I think there’s a pretty significant difference between the BW constructive criticism you guys leveled in 2000 and the untethered invective that Ms. Shteir published in the guise of a NYT Book Review. In fact, your last three graphs explain quite clearly why so many folks in Chicago got so riled up. Had she done what you did in those three graphs, I guarantee you the reaction would have been completely different.
As you know, it’s often not what you say that provokes the most intense response but how you say it. “Poor Chicago” was filled with nastiness, condescension, mistakes and a complete lack of appreciation for the town she’s lived in for the past 13 years. She offered not so much a critique, but a spleen-venting. In her interviews since, she has pretty much said as much. It seemed that after 13 years of living in a place she didn’t want to be, she just needed to get it off her chest. I never heard her defend any of her specific criticisms with facts. All I heard/read were blanket defenses like “it was an essay.”
I hang in a circle of folks who are often extremely critical of this City (including myself). And nary a one defended her “essay.”
I’m sorry Joe, but Ms. Shteir launched a bile-laden broadside against her hometown on the front page of the famed New York Times review of books. Much of the response was well-deserved.

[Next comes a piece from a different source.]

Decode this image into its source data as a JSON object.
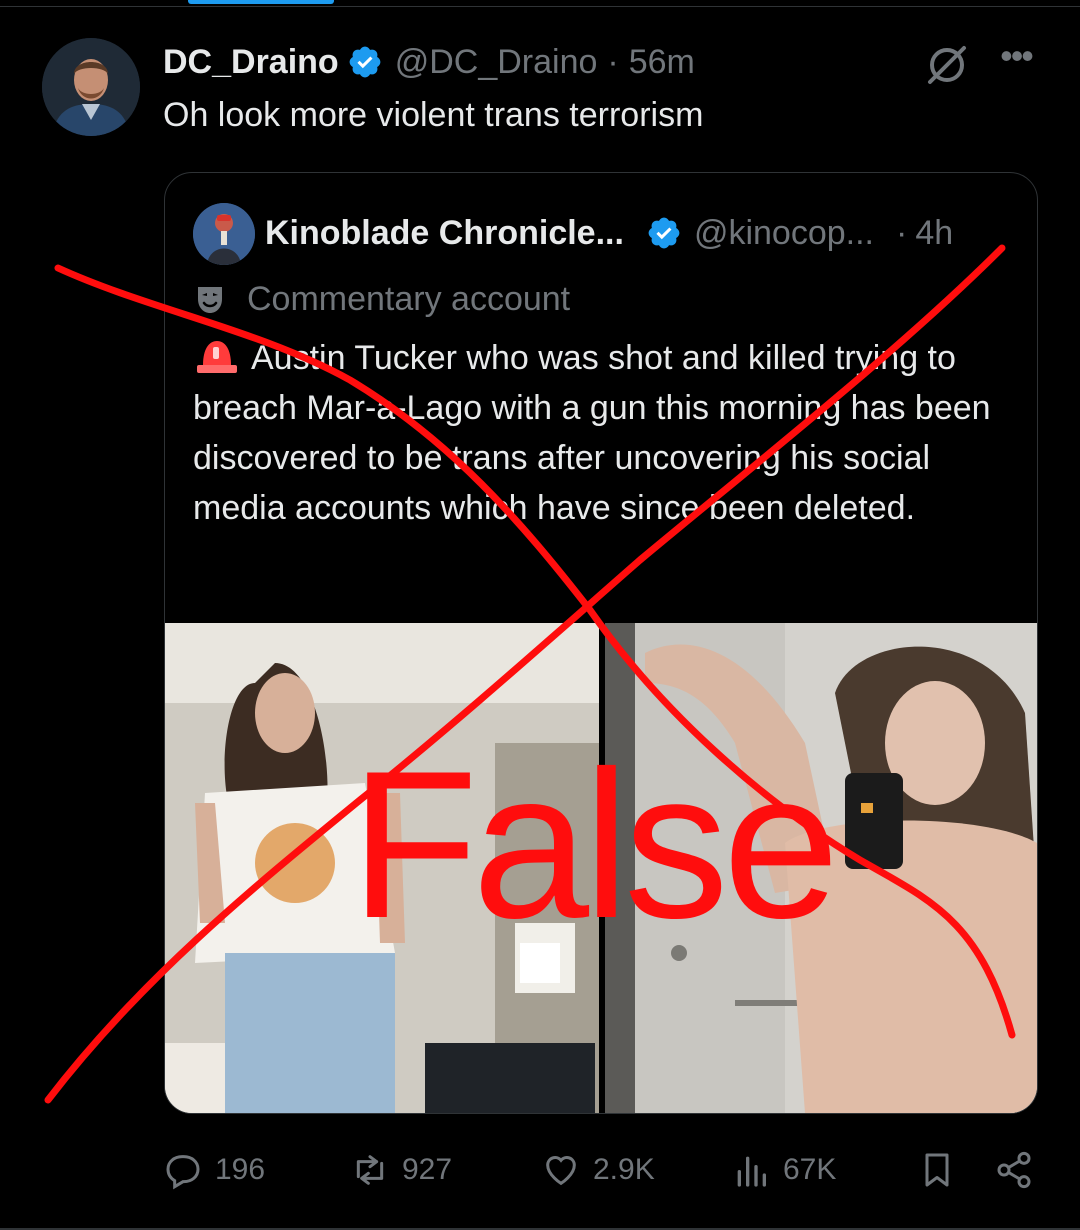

Dave, thanks. I agree that Shteir’s work was a provocation, as she called it in her WTTW interview. It was intentionally not balanced, it seems to me. But the reaction — especially the foul personal attacks — just don’t reflect well on a great town. If Chicago’s self-confidence were stronger and if Shteir’s criticisms were baseless, people might just shrug off her work. Her work stung, I think, because it was disturbingly on target even if the piece was incomplete.